Exercise instructions
Print the entries underneath word for word, omitting whatever pictures they contain.

Available data
#####

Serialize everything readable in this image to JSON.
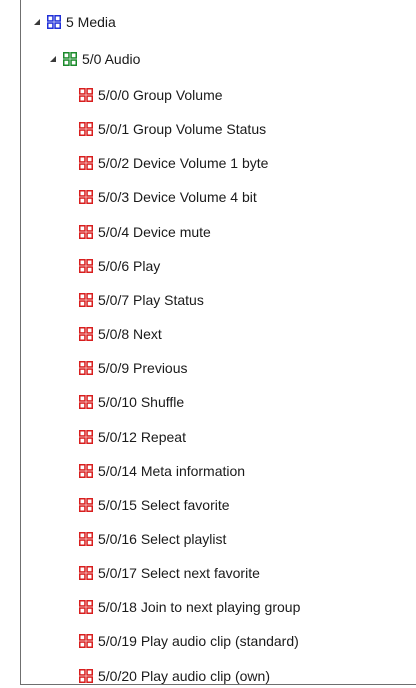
{
  "tree": {
    "main_group": {
      "label": "5 Media",
      "expanded": true,
      "icon": "main-group-icon",
      "icon_color": "#2030d8"
    },
    "middle_group": {
      "label": "5/0 Audio",
      "expanded": true,
      "icon": "middle-group-icon",
      "icon_color": "#1a8a2a"
    },
    "group_addresses": {
      "icon": "group-address-icon",
      "icon_color": "#d81e1e",
      "items": [
        {
          "label": "5/0/0 Group Volume"
        },
        {
          "label": "5/0/1 Group Volume Status"
        },
        {
          "label": "5/0/2 Device Volume 1 byte"
        },
        {
          "label": "5/0/3 Device Volume 4 bit"
        },
        {
          "label": "5/0/4 Device mute"
        },
        {
          "label": "5/0/6 Play"
        },
        {
          "label": "5/0/7 Play Status"
        },
        {
          "label": "5/0/8 Next"
        },
        {
          "label": "5/0/9 Previous"
        },
        {
          "label": "5/0/10 Shuffle"
        },
        {
          "label": "5/0/12 Repeat"
        },
        {
          "label": "5/0/14 Meta information"
        },
        {
          "label": "5/0/15 Select favorite"
        },
        {
          "label": "5/0/16 Select playlist"
        },
        {
          "label": "5/0/17 Select next favorite"
        },
        {
          "label": "5/0/18 Join to next playing group"
        },
        {
          "label": "5/0/19 Play audio clip (standard)"
        },
        {
          "label": "5/0/20 Play audio clip (own)"
        }
      ]
    }
  }
}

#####

Worked solution
Serialize everything readable in this image to JSON.
{
  "tree": {
    "main_group": {
      "label": "5 Media",
      "expanded": true,
      "icon": "main-group-icon",
      "icon_color": "#2030d8"
    },
    "middle_group": {
      "label": "5/0 Audio",
      "expanded": true,
      "icon": "middle-group-icon",
      "icon_color": "#1a8a2a"
    },
    "group_addresses": {
      "icon": "group-address-icon",
      "icon_color": "#d81e1e",
      "items": [
        {
          "label": "5/0/0 Group Volume"
        },
        {
          "label": "5/0/1 Group Volume Status"
        },
        {
          "label": "5/0/2 Device Volume 1 byte"
        },
        {
          "label": "5/0/3 Device Volume 4 bit"
        },
        {
          "label": "5/0/4 Device mute"
        },
        {
          "label": "5/0/6 Play"
        },
        {
          "label": "5/0/7 Play Status"
        },
        {
          "label": "5/0/8 Next"
        },
        {
          "label": "5/0/9 Previous"
        },
        {
          "label": "5/0/10 Shuffle"
        },
        {
          "label": "5/0/12 Repeat"
        },
        {
          "label": "5/0/14 Meta information"
        },
        {
          "label": "5/0/15 Select favorite"
        },
        {
          "label": "5/0/16 Select playlist"
        },
        {
          "label": "5/0/17 Select next favorite"
        },
        {
          "label": "5/0/18 Join to next playing group"
        },
        {
          "label": "5/0/19 Play audio clip (standard)"
        },
        {
          "label": "5/0/20 Play audio clip (own)"
        }
      ]
    }
  }
}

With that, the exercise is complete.